    Train Neural Network

    Now that you have the training data, it is time to create a model for time series prediction, to achieve this we will use TensorFlow.js framework.

    Sequential model is selected which simply connects each layer and pass the data from input to the output during the training process. In order for the model to learn time series data which are sequential, recurrent neural network (RNN) layer layer is created and a number of LSTM cells are added to the RNN.

    The model will be trained using Adam (read more), a popular optimisation algorithm for machine learning. Root-means-squared error which determine the difference between predicted values and the actual values, so model is able to learn by minimising the error during the training process.

    These are the hyperparameters (parameters used in the training process) available for tweaking:

  • Training Dataset Size (%): the amount of data used for training, and remaining data will be used for prediction
  • Epochs: number of times the dataset is used to train the model (learn more)
  • Learning Rate: amount of change in the weights during training in each step (learn more)
  • Hidden LSTM Layers: to increase the model complexity to learn in higher dimensional space (learn more)
  • Try It

    You may tweak the hyperparameters and then hit the Begin Training Model button to train the model.

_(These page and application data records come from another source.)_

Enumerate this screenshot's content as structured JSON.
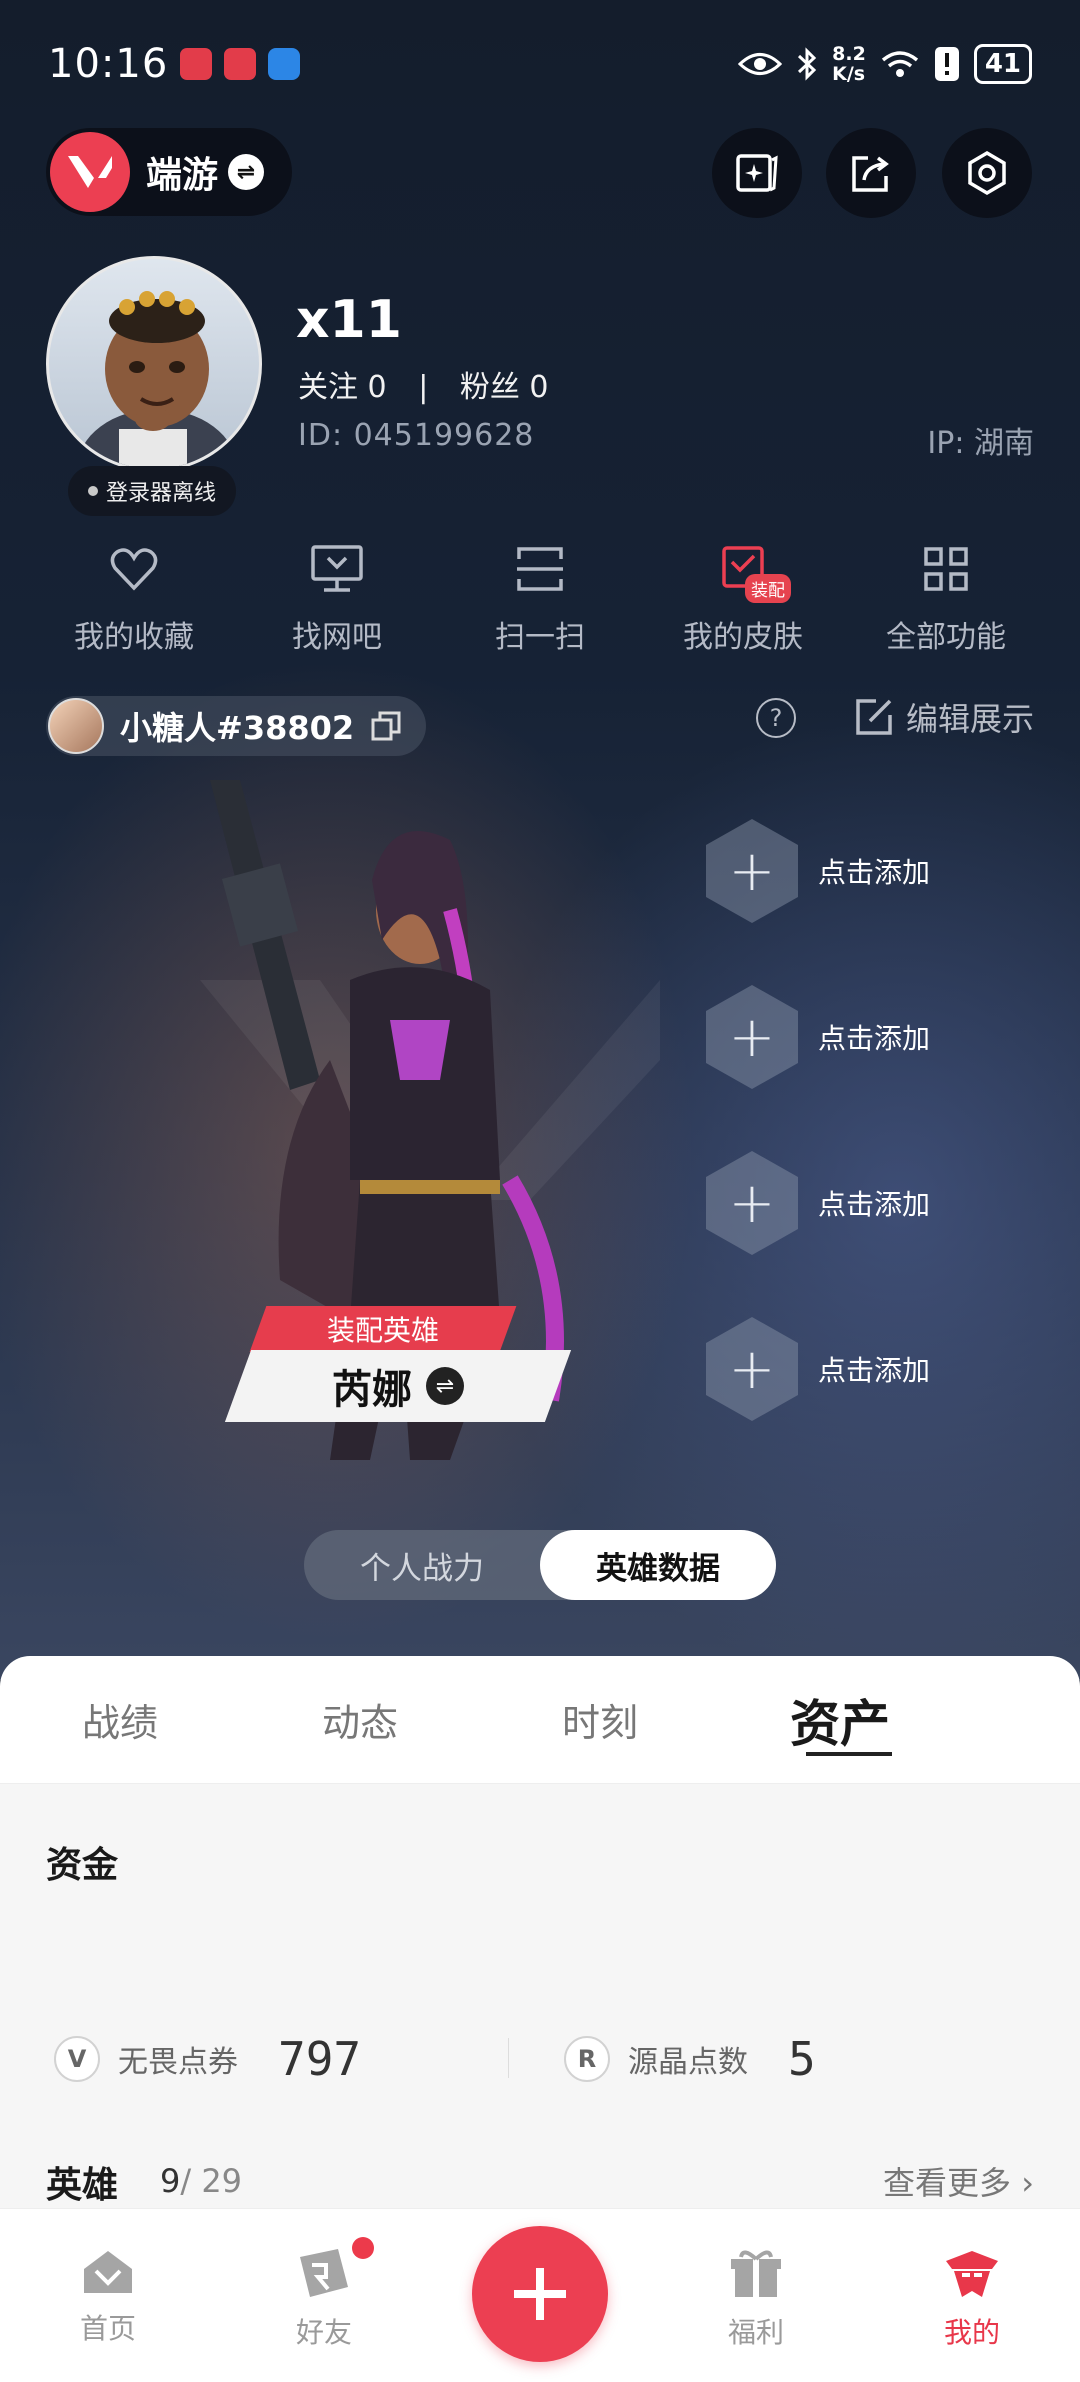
{
  "status_bar": {
    "time": "10:16",
    "net_speed_top": "8.2",
    "net_speed_bottom": "K/s",
    "battery": "41"
  },
  "header": {
    "app_name": "端游"
  },
  "profile": {
    "username": "x11",
    "following_label": "关注",
    "following": "0",
    "followers_label": "粉丝",
    "followers": "0",
    "id_text": "ID:  045199628",
    "ip_text": "IP:  湖南",
    "online_status": "登录器离线"
  },
  "quick_actions": [
    {
      "label": "我的收藏",
      "icon": "heart-icon"
    },
    {
      "label": "找网吧",
      "icon": "monitor-icon"
    },
    {
      "label": "扫一扫",
      "icon": "scan-icon"
    },
    {
      "label": "我的皮肤",
      "icon": "skin-icon",
      "badge": "装配"
    },
    {
      "label": "全部功能",
      "icon": "grid-icon"
    }
  ],
  "game_account": {
    "name": "小糖人#38802"
  },
  "edit_display": "编辑展示",
  "showcase": {
    "equip_label": "装配英雄",
    "agent_name": "芮娜",
    "add_slots": [
      "点击添加",
      "点击添加",
      "点击添加",
      "点击添加"
    ]
  },
  "toggle": {
    "left": "个人战力",
    "right": "英雄数据",
    "active": "right"
  },
  "tabs": [
    "战绩",
    "动态",
    "时刻",
    "资产"
  ],
  "active_tab": "资产",
  "assets": {
    "funds_title": "资金",
    "vp_label": "无畏点券",
    "vp_value": "797",
    "rp_label": "源晶点数",
    "rp_value": "5",
    "heroes_title": "英雄",
    "heroes_owned": "9",
    "heroes_total": "/ 29",
    "see_more": "查看更多"
  },
  "bottom_nav": [
    {
      "label": "首页",
      "icon": "home-icon"
    },
    {
      "label": "好友",
      "icon": "friends-icon"
    },
    {
      "label": "",
      "icon": "plus-icon"
    },
    {
      "label": "福利",
      "icon": "gift-icon"
    },
    {
      "label": "我的",
      "icon": "profile-icon"
    }
  ],
  "colors": {
    "accent": "#ec3f52",
    "bg_dark": "#141d2c",
    "sheet": "#ffffff"
  }
}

    Need training data? Explore the previous section to prepare training data.


    Now that you have trained your model, it is time to use the model.predict function from TFJS to predicting future values. We have split the data into 2 sets, a subset of the data is training and the rest is the validation set. The training set has been used for training the model, thus will be using the validation set to validate the model. Since the model has not seen the data in the validation set before, it will be good if the model is able to predict values that are close to the exact values.

    Try It

    So let us use the remaining data for prediction which allow us to see how closely our predicted values are compared to the actual values.

    But if the model did not predict values that map closely to its true values, check the training loss graph. Generally, this model should converge with the loss to be less than 1. You can increase the number of epochs, or tweak the other learning hyperparameters.

    Don’t have a model to perform prediction? Train your model.

    Make Prediction

    Finally, the model has been validated and the predicted values map closely to its true values, we shall use it to predict the future. We will apply the same model.predict function and use the last {{input_windowsize}} data points as the input, because that is our window size. This means that, if our training data is increment daily, we will use the past {{input_windowsize}} days as input, to predict the next day.

    Try It

    Don’t have a model to perform prediction? Train your model.


    Why isn’t my Model Performing?
    The model has never seen similar data in the past. In March 2020, where the market dipped and recovered within a month or two, this has never happened in history. The model is likely to fail to predict drastic changes in stock prices during those periods.
    We can add more features. In a general sense, more features tend to make the model perform better. We can include trading indicators such as Moving average convergence divergence (MACD), Relative strength index (RSI), or Bollinger bands.
    Add even more features. One amazing thing that Alpha Vantage API provides is Fundamental Data. This means that you can also include annual and quarterly income statements and cash flows for the company of interest. Who knows, those features might be useful.
    There could have many other reasons why the model fails to learn and predict. This is the challenge of machine learning; it is both an art and science to build good performing models.

    There are many ways to do time series prediction other than using a simple moving average. Do check out this repo for the PyTorch version where we attempt to predict the stock price instead of the SMA. Other possible future work is to implement this with more data from various sources.
    With TensorFlow.js, machine learning on a web browser is possible, and it is actually pretty cool.
    Explore the demo on Github, this experiment is 100% educational and by no means a trading prediction tool.